**Task to carry out:** Pick every line out of the entries below that has the string "date", and copy it.

**Exercise material:**
- - -

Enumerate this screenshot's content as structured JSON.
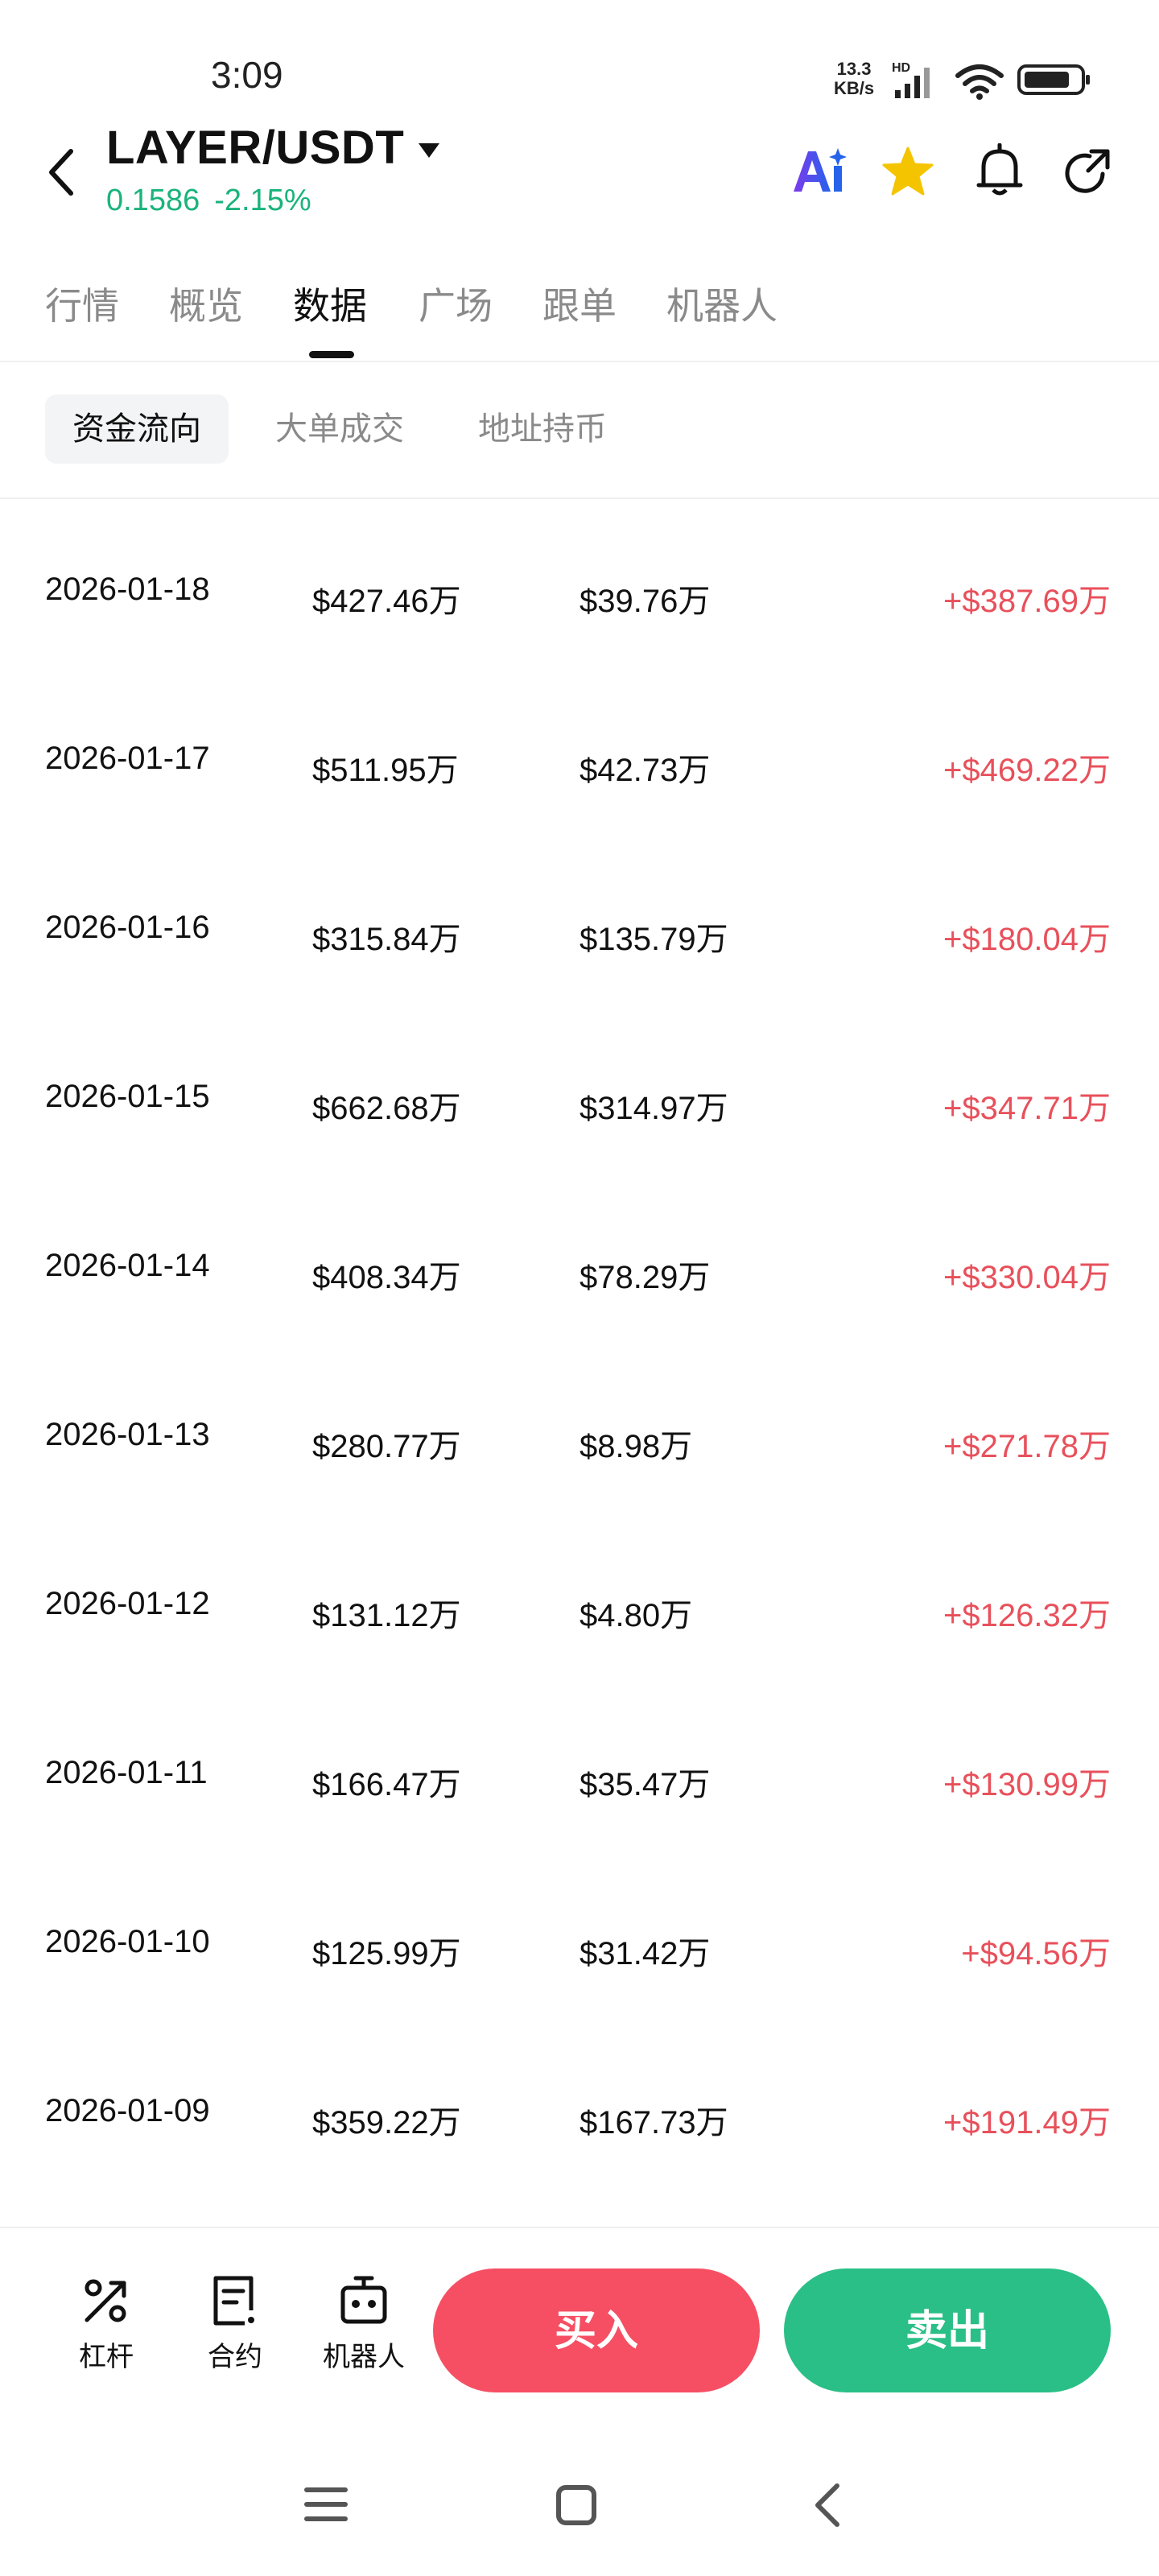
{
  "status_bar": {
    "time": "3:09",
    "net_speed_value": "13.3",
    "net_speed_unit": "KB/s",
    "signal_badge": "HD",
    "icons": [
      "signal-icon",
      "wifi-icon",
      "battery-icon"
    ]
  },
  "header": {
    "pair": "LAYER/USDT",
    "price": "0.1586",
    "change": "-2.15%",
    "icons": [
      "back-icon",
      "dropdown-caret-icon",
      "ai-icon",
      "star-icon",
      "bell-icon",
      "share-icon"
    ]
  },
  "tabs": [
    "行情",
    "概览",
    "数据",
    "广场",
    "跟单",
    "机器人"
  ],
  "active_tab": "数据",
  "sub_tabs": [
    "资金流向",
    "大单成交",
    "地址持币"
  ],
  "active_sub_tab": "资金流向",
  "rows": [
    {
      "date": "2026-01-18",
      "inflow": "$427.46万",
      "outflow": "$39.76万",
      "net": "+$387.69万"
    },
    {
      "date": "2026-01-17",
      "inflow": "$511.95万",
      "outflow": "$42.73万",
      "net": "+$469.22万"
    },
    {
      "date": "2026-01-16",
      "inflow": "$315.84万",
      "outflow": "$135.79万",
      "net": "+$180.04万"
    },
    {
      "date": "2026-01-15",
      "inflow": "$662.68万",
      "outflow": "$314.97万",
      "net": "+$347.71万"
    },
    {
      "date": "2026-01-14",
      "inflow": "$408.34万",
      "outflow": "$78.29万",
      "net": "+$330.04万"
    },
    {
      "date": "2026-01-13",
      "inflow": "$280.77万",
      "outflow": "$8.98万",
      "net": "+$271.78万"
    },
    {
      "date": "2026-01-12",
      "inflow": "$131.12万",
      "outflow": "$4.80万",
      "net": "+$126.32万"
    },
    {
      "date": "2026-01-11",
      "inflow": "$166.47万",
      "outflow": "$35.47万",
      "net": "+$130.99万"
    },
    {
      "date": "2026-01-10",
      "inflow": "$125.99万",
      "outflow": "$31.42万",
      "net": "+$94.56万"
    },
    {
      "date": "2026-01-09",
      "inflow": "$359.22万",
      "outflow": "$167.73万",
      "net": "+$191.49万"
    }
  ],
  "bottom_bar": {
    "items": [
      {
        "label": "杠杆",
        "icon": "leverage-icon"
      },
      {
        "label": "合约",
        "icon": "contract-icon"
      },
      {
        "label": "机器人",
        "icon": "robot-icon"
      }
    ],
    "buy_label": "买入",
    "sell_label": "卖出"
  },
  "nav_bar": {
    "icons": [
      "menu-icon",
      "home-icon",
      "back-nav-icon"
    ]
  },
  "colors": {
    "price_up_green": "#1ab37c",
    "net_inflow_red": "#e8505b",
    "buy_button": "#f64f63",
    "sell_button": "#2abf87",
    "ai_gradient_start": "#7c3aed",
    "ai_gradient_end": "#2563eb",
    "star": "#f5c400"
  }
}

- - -

**Problem solution:**
      "date": "2026-01-18",
      "date": "2026-01-17",
      "date": "2026-01-16",
      "date": "2026-01-15",
      "date": "2026-01-14",
      "date": "2026-01-13",
      "date": "2026-01-12",
      "date": "2026-01-11",
      "date": "2026-01-10",
      "date": "2026-01-09",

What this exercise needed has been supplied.